As the screen narrows further, to smartphone screen size, the graphics in the table still can’t shift but the second set of graphics, controlled by the float setting, automatically shift to a full vertical format as shown below.
Float also lets us move whole columns, change how text aligns next to images, and more. This is what lets us create the “fluid grids” that give responsive design much of its layout flexibility.
The float property can get very complex but it’s easy to understand and apply for most online help and documentation projects. For example, to get the graphics to behave as shown in the figures above, the code is simply this:
Your help authoring tool’s stylesheet editor lets you add the floats without getting into the actual code. You can start experimenting with it now.
Why spend an entire column on a little-known piece of CSS code? In my opinion, float symbolizes four shifts taking place within technical communication.

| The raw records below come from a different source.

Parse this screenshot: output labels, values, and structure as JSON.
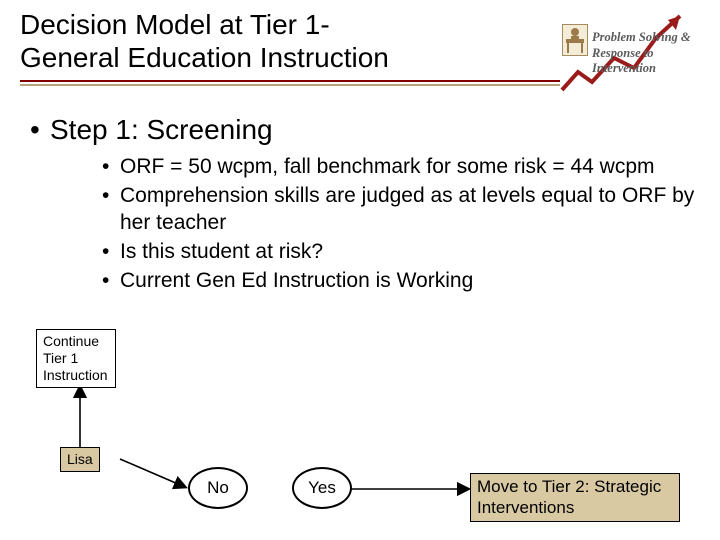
{
  "title_line1": "Decision Model at Tier 1-",
  "title_line2": "General Education Instruction",
  "logo": {
    "line1": "Problem Solving &",
    "line2": "Response to Intervention"
  },
  "step_heading": "Step 1:  Screening",
  "bullets": [
    "ORF = 50 wcpm, fall benchmark for some risk = 44 wcpm",
    "Comprehension skills are judged as at levels equal to ORF by her teacher",
    "Is this student at risk?",
    "Current Gen Ed Instruction is Working"
  ],
  "diagram": {
    "continue_box": "Continue Tier 1 Instruction",
    "lisa_box": "Lisa",
    "no_oval": "No",
    "yes_oval": "Yes",
    "move_box": "Move to Tier 2: Strategic Interventions"
  }
}
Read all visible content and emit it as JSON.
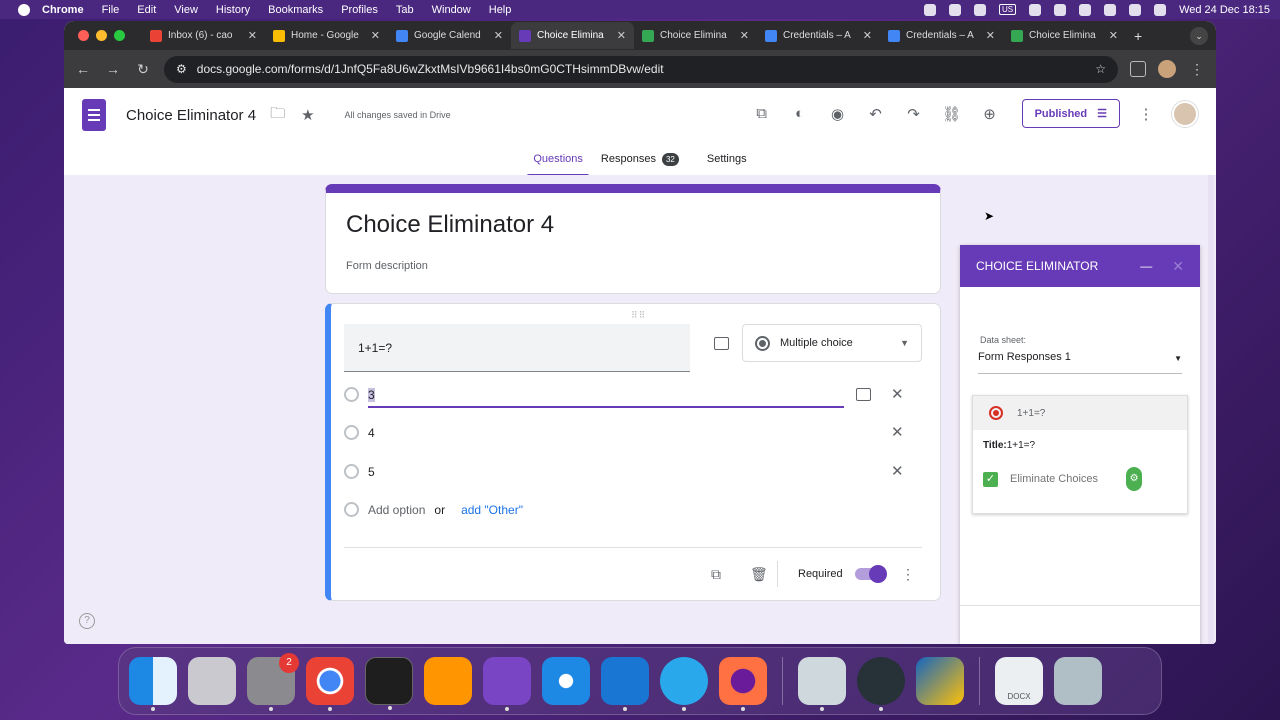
{
  "menubar": {
    "app": "Chrome",
    "items": [
      "File",
      "Edit",
      "View",
      "History",
      "Bookmarks",
      "Profiles",
      "Tab",
      "Window",
      "Help"
    ],
    "keyboard": "US",
    "clock": "Wed 24 Dec  18:15"
  },
  "browser": {
    "tabs": [
      {
        "title": "Inbox (6) - cao",
        "color": "#ea4335"
      },
      {
        "title": "Home - Google",
        "color": "#fbbc04"
      },
      {
        "title": "Google Calend",
        "color": "#4285f4"
      },
      {
        "title": "Choice Elimina",
        "color": "#673ab7"
      },
      {
        "title": "Choice Elimina",
        "color": "#34a853"
      },
      {
        "title": "Credentials – A",
        "color": "#4285f4"
      },
      {
        "title": "Credentials – A",
        "color": "#4285f4"
      },
      {
        "title": "Choice Elimina",
        "color": "#34a853"
      }
    ],
    "url": "docs.google.com/forms/d/1JnfQ5Fa8U6wZkxtMsIVb9661I4bs0mG0CTHsimmDBvw/edit"
  },
  "forms": {
    "doc_title": "Choice Eliminator 4",
    "saved_status": "All changes saved in Drive",
    "publish_label": "Published",
    "tabs": {
      "questions": "Questions",
      "responses": "Responses",
      "responses_count": "32",
      "settings": "Settings"
    },
    "form_title": "Choice Eliminator 4",
    "form_description": "Form description",
    "question": {
      "text": "1+1=?",
      "type": "Multiple choice",
      "options": [
        "3",
        "4",
        "5"
      ],
      "add_option": "Add option",
      "or_label": "or",
      "add_other": "add \"Other\"",
      "required_label": "Required"
    }
  },
  "addon": {
    "title": "CHOICE ELIMINATOR",
    "data_sheet_label": "Data sheet:",
    "data_sheet_value": "Form Responses 1",
    "question_label": "1+1=?",
    "title_prefix": "Title:",
    "title_value": "1+1=?",
    "eliminate_label": "Eliminate Choices"
  },
  "dock": {
    "apps": [
      "Finder",
      "Launchpad",
      "System Settings",
      "Chrome",
      "Terminal",
      "Books",
      "GitHub Desktop",
      "Safari",
      "VS Code",
      "Telegram",
      "Firefox",
      "Preview",
      "OBS",
      "Reeder",
      "DOCX",
      "Trash"
    ],
    "settings_badge": "2",
    "docx_label": "DOCX"
  }
}
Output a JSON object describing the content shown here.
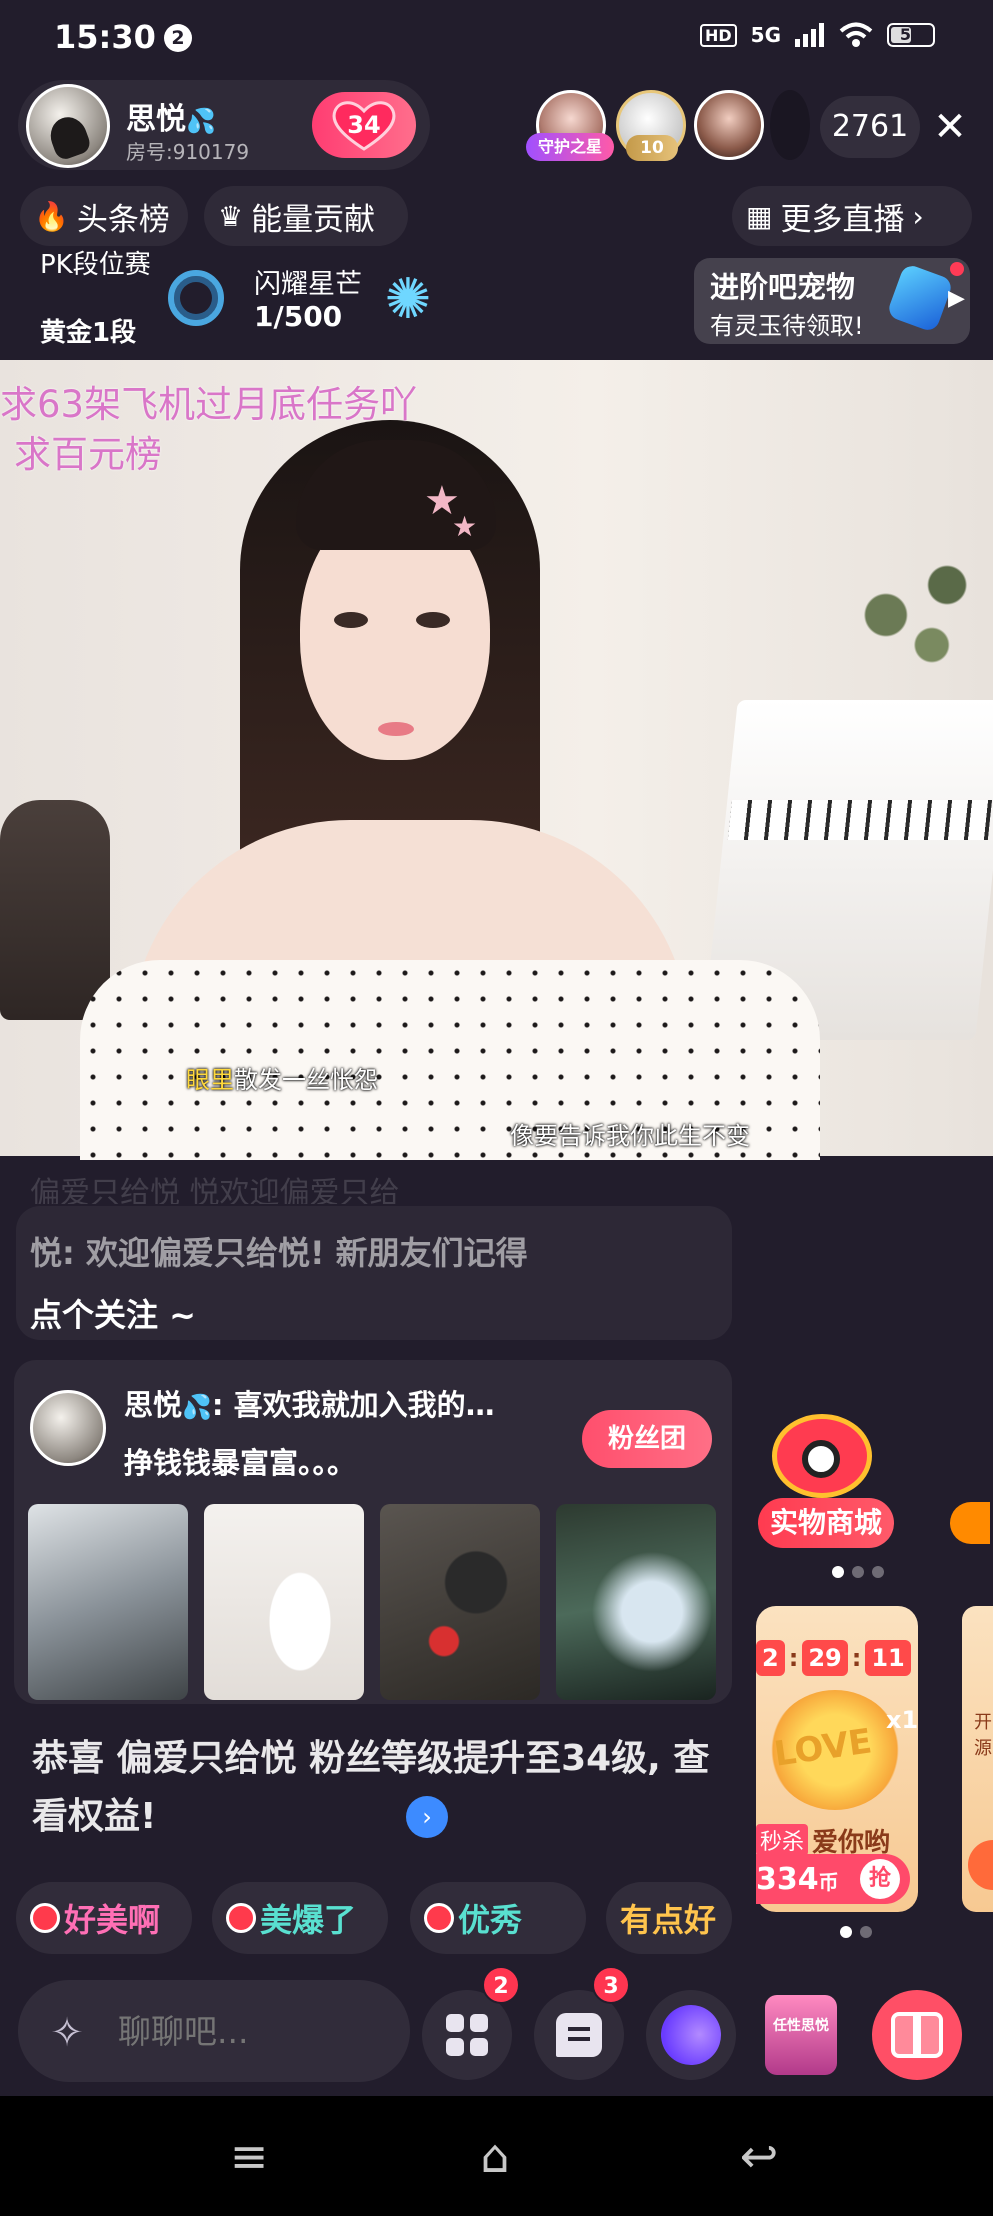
{
  "status_bar": {
    "time": "15:30",
    "notification_count": "2",
    "hd": "HD",
    "network": "5G",
    "battery": "51",
    "battery_level": 0.51
  },
  "host": {
    "name": "思悦",
    "room_label": "房号:910179",
    "follow_count": "34"
  },
  "viewers": {
    "guard_tag": "守护之星",
    "level_tag": "10",
    "count": "2761"
  },
  "nav": {
    "hot_rank": "头条榜",
    "energy": "能量贡献",
    "more_live": "更多直播"
  },
  "pk": {
    "title": "PK段位赛",
    "rank": "黄金1段"
  },
  "star": {
    "title": "闪耀星芒",
    "progress": "1/500"
  },
  "pet": {
    "title": "进阶吧宠物",
    "subtitle": "有灵玉待领取!"
  },
  "video": {
    "overlay_line1": "求63架飞机过月底任务吖",
    "overlay_line2": "求百元榜",
    "lyric1_highlight": "眼里",
    "lyric1_rest": "散发一丝怅怨",
    "lyric2": "像要告诉我你此生不变"
  },
  "chat": {
    "faded_line": "偏爱只给悦 悦欢迎偏爱只给",
    "welcome_line1": "悦: 欢迎偏爱只给悦! 新朋友们记得",
    "welcome_line2": "点个关注 ~"
  },
  "fan_card": {
    "name": "思悦",
    "message_head": ": 喜欢我就加入我的…",
    "message_line2": "挣钱钱暴富富。。。",
    "button": "粉丝团",
    "upgrade_text": "恭喜 偏爱只给悦 粉丝等级提升至34级, 查看权益!"
  },
  "quick_replies": [
    "好美啊",
    "美爆了",
    "优秀",
    "有点好"
  ],
  "shop": {
    "label": "实物商城",
    "timer": [
      "2",
      "29",
      "11"
    ],
    "promo_art": "LOVE",
    "promo_multiplier": "x1",
    "promo_tag": "秒杀",
    "promo_name": "爱你哟",
    "price": "334",
    "price_unit": "币",
    "grab": "抢",
    "next_card_text": "开源"
  },
  "bottom": {
    "chat_placeholder": "聊聊吧...",
    "grid_badge": "2",
    "chat_badge": "3",
    "badge_label": "任性思悦"
  },
  "icons": [
    "water-drop-icon",
    "heart-icon",
    "close-icon",
    "flame-icon",
    "crown-icon",
    "grid-icon",
    "chevron-right-icon",
    "swirl-icon",
    "star-icon",
    "gem-icon",
    "message-icon",
    "mic-icon",
    "gift-icon",
    "menu-icon",
    "home-icon",
    "back-icon"
  ],
  "colors": {
    "background": "#221d2c",
    "accent_pink": "#ff4f6d",
    "overlay_text": "#d976c8",
    "lyric_highlight": "#ffd93b"
  }
}
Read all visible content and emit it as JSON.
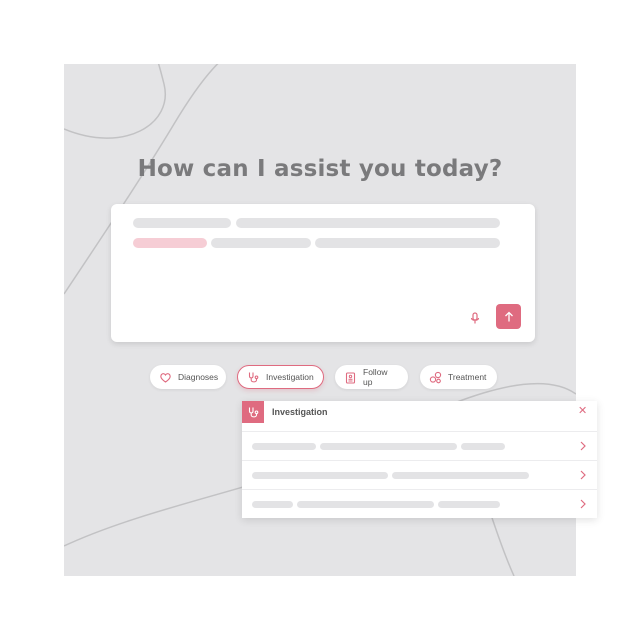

· Online superseding print – If you only output print, float is irrelevant. But if you output print and online or online only, you should optimize your content for online. Some techniques for doing so have been available to technical communicators for years, like using relative size units (em, rem, or %) for text rather than the familiar points, or embedding index entries. Float is the latest such technique to reach us. The more you think “online” first, the more in tune you’ll be with changes in technical communication.
· Growing interest in output to mobile – For years, computer screens were so large that we rarely had to worry about screen real estate. But growing interest in mobile as a single source output option makes it increasingly important to find automated ways to use the same content on different-sized screens. Programmatically-controlled layout modification techniques like float do that and let us adapt quickly as new output requirements appear.
· HTML5 output – HTML5 output itself doesn’t need floated graphics. But one of HTML5’s benefits is responsive design, and you’ll want to look at using float to make the most effective use of responsive design.
· Increased development rigor – Poor development practices like HTML tags with no end tags and tables created by using the tab key to create columns have largely vanished as our authoring tools and practices improved. Others, like local/inline formatting, are slowly vanishing as more authors use styles. The result is that improvements in programming practices are reaching increasingly esoteric areas like graphic positioning control. We’ll never totally eliminate bad practices and “hacks” but we’ll minimize them through techniques like float.
The symbolic effect of float is that it illustrates how web coding practices are increasingly available to the technical communication world. As technical communication moves away from “writing” and toward “content” and the lines between web development and technical communication continue to blur, techniques like “float” push technical communicators closer to web developers, letting us future-proof our material and our jobs and get into increasingly interesting work.
Neil is president of Hyper/Word Services (www.hyperword.com) of Tewksbury, MA. He has 35 years of experience in technical writing, with 29 in training, consulting, and developing for online formats and tools including WinHelp, HTML Help, JavaHelp, CE Help, XML, RoboHelp, Flare, and others now almost unknown. Neil is MadCap-certified for Flare and Mimic, Adobe-certified for RoboHelp, and Viziapps-certified for the ViziApps mobile app development platform. He is an STC Fellow and the founder and manager of the Beyond the Bleeding Edge stem at the STC summit. You can reach him at firstname.lastname@example.org.
Thanks to Allen Beebe, Cheryl Landes, and Deborah Sauer for their comments.
This post first appeared in the Society for Technical Communication's Intercom magazine (intercom.stc.org)